Data records
::::::::::

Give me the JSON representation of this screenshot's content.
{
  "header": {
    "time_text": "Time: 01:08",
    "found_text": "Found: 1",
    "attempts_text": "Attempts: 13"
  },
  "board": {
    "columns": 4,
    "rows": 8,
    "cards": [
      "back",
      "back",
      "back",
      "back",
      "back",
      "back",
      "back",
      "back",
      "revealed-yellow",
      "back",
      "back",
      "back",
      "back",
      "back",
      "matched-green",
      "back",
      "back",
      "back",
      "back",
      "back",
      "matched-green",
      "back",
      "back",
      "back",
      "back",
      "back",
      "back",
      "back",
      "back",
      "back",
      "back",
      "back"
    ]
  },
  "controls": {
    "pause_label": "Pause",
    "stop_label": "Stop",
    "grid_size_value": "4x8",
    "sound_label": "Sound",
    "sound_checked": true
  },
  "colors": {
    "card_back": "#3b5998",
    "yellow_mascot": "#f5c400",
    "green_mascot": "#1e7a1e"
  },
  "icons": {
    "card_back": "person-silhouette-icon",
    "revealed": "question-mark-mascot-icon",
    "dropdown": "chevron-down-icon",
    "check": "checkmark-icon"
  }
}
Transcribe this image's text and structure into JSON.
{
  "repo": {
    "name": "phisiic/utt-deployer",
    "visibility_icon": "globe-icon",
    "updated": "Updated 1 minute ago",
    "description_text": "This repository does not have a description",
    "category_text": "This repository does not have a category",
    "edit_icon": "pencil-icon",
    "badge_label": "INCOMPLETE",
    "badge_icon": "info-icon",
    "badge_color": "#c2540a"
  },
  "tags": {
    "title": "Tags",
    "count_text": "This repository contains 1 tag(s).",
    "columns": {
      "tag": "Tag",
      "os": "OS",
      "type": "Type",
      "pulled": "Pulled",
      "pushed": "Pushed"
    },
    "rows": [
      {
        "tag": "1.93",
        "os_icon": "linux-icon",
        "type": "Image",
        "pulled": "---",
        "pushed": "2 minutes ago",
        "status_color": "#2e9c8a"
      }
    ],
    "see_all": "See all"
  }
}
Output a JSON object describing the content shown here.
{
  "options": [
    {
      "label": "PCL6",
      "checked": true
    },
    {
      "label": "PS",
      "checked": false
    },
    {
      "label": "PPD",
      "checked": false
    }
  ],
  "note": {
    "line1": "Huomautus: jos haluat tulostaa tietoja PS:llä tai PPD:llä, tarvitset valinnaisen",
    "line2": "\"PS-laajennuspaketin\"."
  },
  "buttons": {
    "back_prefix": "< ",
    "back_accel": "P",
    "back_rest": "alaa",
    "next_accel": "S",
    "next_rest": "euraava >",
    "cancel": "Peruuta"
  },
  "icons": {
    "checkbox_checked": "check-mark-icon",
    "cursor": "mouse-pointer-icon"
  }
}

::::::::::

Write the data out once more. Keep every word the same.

Result for this exercise.
Give me the JSON representation of this screenshot's content.
{
  "header": {
    "time_text": "Time: 01:08",
    "found_text": "Found: 1",
    "attempts_text": "Attempts: 13"
  },
  "board": {
    "columns": 4,
    "rows": 8,
    "cards": [
      "back",
      "back",
      "back",
      "back",
      "back",
      "back",
      "back",
      "back",
      "revealed-yellow",
      "back",
      "back",
      "back",
      "back",
      "back",
      "matched-green",
      "back",
      "back",
      "back",
      "back",
      "back",
      "matched-green",
      "back",
      "back",
      "back",
      "back",
      "back",
      "back",
      "back",
      "back",
      "back",
      "back",
      "back"
    ]
  },
  "controls": {
    "pause_label": "Pause",
    "stop_label": "Stop",
    "grid_size_value": "4x8",
    "sound_label": "Sound",
    "sound_checked": true
  },
  "colors": {
    "card_back": "#3b5998",
    "yellow_mascot": "#f5c400",
    "green_mascot": "#1e7a1e"
  },
  "icons": {
    "card_back": "person-silhouette-icon",
    "revealed": "question-mark-mascot-icon",
    "dropdown": "chevron-down-icon",
    "check": "checkmark-icon"
  }
}
Transcribe this image's text and structure into JSON.
{
  "repo": {
    "name": "phisiic/utt-deployer",
    "visibility_icon": "globe-icon",
    "updated": "Updated 1 minute ago",
    "description_text": "This repository does not have a description",
    "category_text": "This repository does not have a category",
    "edit_icon": "pencil-icon",
    "badge_label": "INCOMPLETE",
    "badge_icon": "info-icon",
    "badge_color": "#c2540a"
  },
  "tags": {
    "title": "Tags",
    "count_text": "This repository contains 1 tag(s).",
    "columns": {
      "tag": "Tag",
      "os": "OS",
      "type": "Type",
      "pulled": "Pulled",
      "pushed": "Pushed"
    },
    "rows": [
      {
        "tag": "1.93",
        "os_icon": "linux-icon",
        "type": "Image",
        "pulled": "---",
        "pushed": "2 minutes ago",
        "status_color": "#2e9c8a"
      }
    ],
    "see_all": "See all"
  }
}
Output a JSON object describing the content shown here.
{
  "options": [
    {
      "label": "PCL6",
      "checked": true
    },
    {
      "label": "PS",
      "checked": false
    },
    {
      "label": "PPD",
      "checked": false
    }
  ],
  "note": {
    "line1": "Huomautus: jos haluat tulostaa tietoja PS:llä tai PPD:llä, tarvitset valinnaisen",
    "line2": "\"PS-laajennuspaketin\"."
  },
  "buttons": {
    "back_prefix": "< ",
    "back_accel": "P",
    "back_rest": "alaa",
    "next_accel": "S",
    "next_rest": "euraava >",
    "cancel": "Peruuta"
  },
  "icons": {
    "checkbox_checked": "check-mark-icon",
    "cursor": "mouse-pointer-icon"
  }
}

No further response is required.